LiteratureH.-D. Belitz, W. Grosch, P. Schieberle, „Lehrbuch der Lebensmittelchemie“, Springer-Verlag, Berlin, Heidelberg, 2008
752-1003-00LFood Chemistry II3 credits2VL. Nyström, S. Boulos, M. Erzinger
AbstractTo familiarize with the structure, properties and reactivity of food constituents. To understand the relationship between the multiple chemical reactions and the quality of food.
ObjectiveTo familiarize with the structure, properties and reactivity of food constituents. To understand the relationship between the multiple chemical reactions and the quality of food.
ContentDescriptive chemistry of food constituents (proteins, lipids, carbohydrates, plant phenolics, flavour compounds).
Reactions which affect the colour, flavour, texture, and the nutritional value of food raw materials and food products during processing, storage and preparation in a positive or in a negative way (e.g. lipid oxidation, Maillard reaction, enzymatic browning).
Links to food analysis, food processing, and nutrition.
The lectures Food Chemistry I and Food Chemistry II constitute a unit.
Lecture notesThe lectures are supplemented with handouts.
LiteratureH.-D. Belitz, W. Grosch, P. Schieberle, Lehrbuch der Lebensmittelchemie, Springer-Verlag, Berlin, Heidelberg, 2008
752-1021-00LFood Enzymology3 credits2GL. Nyström, M. Erzinger
AbstractThe course covers the fundamentals of food enzymology, application of endogenous and exogenous enzymes in food processing, as well as use of enzymes in analytics.
ObjectiveStudents can describe what enzymes are and can explain their use and functions in food and food products.
Students can argue why and how enzymes are used in food processing and analysis.
Students execute a research project independently and defend their findings during a presentation to peer students and an expert panel.
ContentEnzymes in foods: the use of added enzymes in food processing, control and/or utilization of endogenous enzymes, production of enzyme preparations for food use, and chemical analysis of food components by enzymatic methods.

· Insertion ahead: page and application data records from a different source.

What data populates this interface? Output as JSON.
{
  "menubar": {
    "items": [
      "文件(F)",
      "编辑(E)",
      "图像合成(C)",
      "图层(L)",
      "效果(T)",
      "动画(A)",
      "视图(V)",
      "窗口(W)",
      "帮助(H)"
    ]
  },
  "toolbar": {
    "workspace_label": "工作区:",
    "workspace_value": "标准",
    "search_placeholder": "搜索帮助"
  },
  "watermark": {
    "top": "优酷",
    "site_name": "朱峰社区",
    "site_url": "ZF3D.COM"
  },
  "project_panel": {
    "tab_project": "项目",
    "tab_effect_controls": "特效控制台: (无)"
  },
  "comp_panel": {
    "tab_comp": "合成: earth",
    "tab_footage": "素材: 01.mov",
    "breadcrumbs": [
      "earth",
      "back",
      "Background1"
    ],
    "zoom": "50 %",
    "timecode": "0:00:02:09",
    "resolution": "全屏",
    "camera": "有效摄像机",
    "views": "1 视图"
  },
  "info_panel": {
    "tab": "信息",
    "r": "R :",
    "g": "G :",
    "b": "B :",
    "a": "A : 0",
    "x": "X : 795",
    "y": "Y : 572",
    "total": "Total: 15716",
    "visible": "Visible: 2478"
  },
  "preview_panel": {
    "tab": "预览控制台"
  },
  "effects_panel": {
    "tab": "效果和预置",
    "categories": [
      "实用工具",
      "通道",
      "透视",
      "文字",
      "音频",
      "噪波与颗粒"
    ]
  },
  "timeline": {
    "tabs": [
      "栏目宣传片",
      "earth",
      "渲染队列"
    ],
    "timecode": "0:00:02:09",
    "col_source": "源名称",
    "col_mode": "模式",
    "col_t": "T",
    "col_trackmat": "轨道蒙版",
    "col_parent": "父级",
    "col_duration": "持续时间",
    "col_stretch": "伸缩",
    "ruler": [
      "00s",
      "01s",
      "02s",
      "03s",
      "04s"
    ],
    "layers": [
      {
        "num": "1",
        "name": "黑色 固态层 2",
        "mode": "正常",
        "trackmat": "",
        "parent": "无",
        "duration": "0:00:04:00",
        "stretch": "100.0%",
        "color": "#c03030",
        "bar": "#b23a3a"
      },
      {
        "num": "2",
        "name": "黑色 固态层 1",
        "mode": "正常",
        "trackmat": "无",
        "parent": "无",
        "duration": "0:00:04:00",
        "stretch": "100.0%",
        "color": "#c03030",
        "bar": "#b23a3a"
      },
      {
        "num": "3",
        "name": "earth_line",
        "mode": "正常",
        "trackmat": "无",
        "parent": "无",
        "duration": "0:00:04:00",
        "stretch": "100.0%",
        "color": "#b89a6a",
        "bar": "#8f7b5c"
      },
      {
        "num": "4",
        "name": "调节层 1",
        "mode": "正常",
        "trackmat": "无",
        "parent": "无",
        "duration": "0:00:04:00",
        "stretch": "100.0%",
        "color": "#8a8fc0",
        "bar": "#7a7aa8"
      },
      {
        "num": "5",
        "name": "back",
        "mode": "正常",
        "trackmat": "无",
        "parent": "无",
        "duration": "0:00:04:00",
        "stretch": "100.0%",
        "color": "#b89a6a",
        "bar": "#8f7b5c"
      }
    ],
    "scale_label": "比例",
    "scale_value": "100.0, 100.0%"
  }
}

Course contains lectures and a practical group work.
Lecture notesThe lectures are supplemented with handouts.
Prerequisites / NoticeCourse prerequisites: Food Chemistry I/II and Food Analysis I/II (or equivalent)
752-1101-AALFood Analysis I
Enrolment ONLY for MSc students with a decree declaring this course unit as an additional admission requirement.

Any other students (e.g. incoming exchange students, doctoral students) CANNOT enrol for this course unit.
3 credits6RL. Nyström
AbstractTo understand the basic principles of analytical chemistry. To get acquainted with the principles and applications of important routine methods of instrumental food analysis (UV/VIS, IR, AAS, GC, HPLC).
ObjectiveTo understand the basic principles of analytical chemistry. To get acquainted with the principles and applications of important routine methods of instrumental food analysis (UV/VIS, IR, AAS, GC, HPLC).
ContentFundamentals: Chemical concentrations. The analytical process (sampling, sample preparation, calibration, measurement, statistical evaluation of analytical results). Errors in quantitative analysis. Important parameters of an analytical procedure (accuracy, precision, limit of detection, sensitivity, specificity/selectivity).

Methods: Optical spectroscopy (basic principles, UV/VIS, IR, and atomic absorption spectroscopy). Chromatography (GC, HPLC).
Lecture notesThe lectures are supplemented with handouts.
LiteratureFood Analysis - Fourth Edition, edited by S. Suzanne Nielson; 2010; Springer, Selected sections.